It was close to midnight when we arrived and prepared for our "action," which had been authorized by the Ukrainian government. Then at 1:23 a.m., 25 years to the minute after the disaster, as wild dogs in the area began howling, provoked by the distant ringing of bells at a Russian Orthodox chapel, we began our "action." We projected a gigantic image of Munch's "Scream" onto the shell of the old sarcophagus. Under the image ran the phrase "Stop nuclear madness" in a revolving series of Ukrainian, Japanese, Russian, German and English. Media around the globe used this material to illustrate their anniversary coverage.

Afterward, surprisingly reticent to leave the ghosts of the past, we decided to stop at the ruins of the village of Kopachi, about two kilometers away. You've probably seen photos from this town, a sort of Pompeii with remains of concrete prefabricated buildings. Everywhere long sticks with little yellow radiation signs litter mountainous heaps of rubble, lest anyone forget that this is nuclear waste still waiting to be transported to a "safe" storage area.

One of the few buildings still somewhat intact is the kindergarten. Inside, our torches shed light on paintings of fairytale characters, children's beds, a big bathroom with five children's sinks in a row, blackboards and books -- all covered by the dust of 25 years. In the corner of a playroom I came across a pair of boy's baby shoes, their nameless owner quickly added along with Tobias's wife's in my personal collection of Chernobyl memories.

The area around Chernobyl once counted a population of 120,000 people. Today it is home to packs of wild dogs and a couple hundred elderly people who have returned, primarily for lack of anywhere better to go. It is a zone of the dying and the dead.

I am told that in Fukushima, which I will visit next week, life continues as normal, despite alarmingly high radiation levels being detected in schools, shrines and other places where people gather. Children have even been sent back to class. The government has instigated "voluntary" relocation -- but for those without the funds or means to pick up and move, this is meaningless.

In April, five weeks after a tsunami and earthquake damaged the Fukushima nuclear power plant, the Japanese authorities raised the upper level limit of acceptable radiation from 1 mSv per year to 20 mSv per year for school children.

It is hard to believe that the current Japanese government is falling so far behind the 5 mSv standard set by the Soviets. How can a government that lived with the fallout of nuclear bombs allow such high levels of radiation exposure for its children? Why is the Japanese government not actively decontaminating school grounds?

I think about Katya and the pupils of the Kopachi kindergarten who hopefully managed to grow up far away from the radiation.

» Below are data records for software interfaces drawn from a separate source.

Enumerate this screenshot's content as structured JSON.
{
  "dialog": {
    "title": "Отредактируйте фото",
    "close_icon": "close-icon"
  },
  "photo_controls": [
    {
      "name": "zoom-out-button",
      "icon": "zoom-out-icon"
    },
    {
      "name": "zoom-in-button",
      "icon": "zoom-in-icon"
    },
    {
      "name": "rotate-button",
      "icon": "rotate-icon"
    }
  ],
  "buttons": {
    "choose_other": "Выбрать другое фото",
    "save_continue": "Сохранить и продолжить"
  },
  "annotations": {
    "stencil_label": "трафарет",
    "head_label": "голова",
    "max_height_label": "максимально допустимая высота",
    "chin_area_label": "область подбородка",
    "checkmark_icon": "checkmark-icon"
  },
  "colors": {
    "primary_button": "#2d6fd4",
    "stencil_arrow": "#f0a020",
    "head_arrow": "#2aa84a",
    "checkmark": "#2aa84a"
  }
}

For those not endowed with memory of previous tragedies, surely these stories should be enough?

The Japanese government must do all that it can to protect its citizens from the aftereffects of Fukushima. Meanwhile, the rest of the world must join the Japanese, German and Swiss governments who have decided to stop funding nuclear energy. No more Chernobyls. No more Fukushimas. Never again.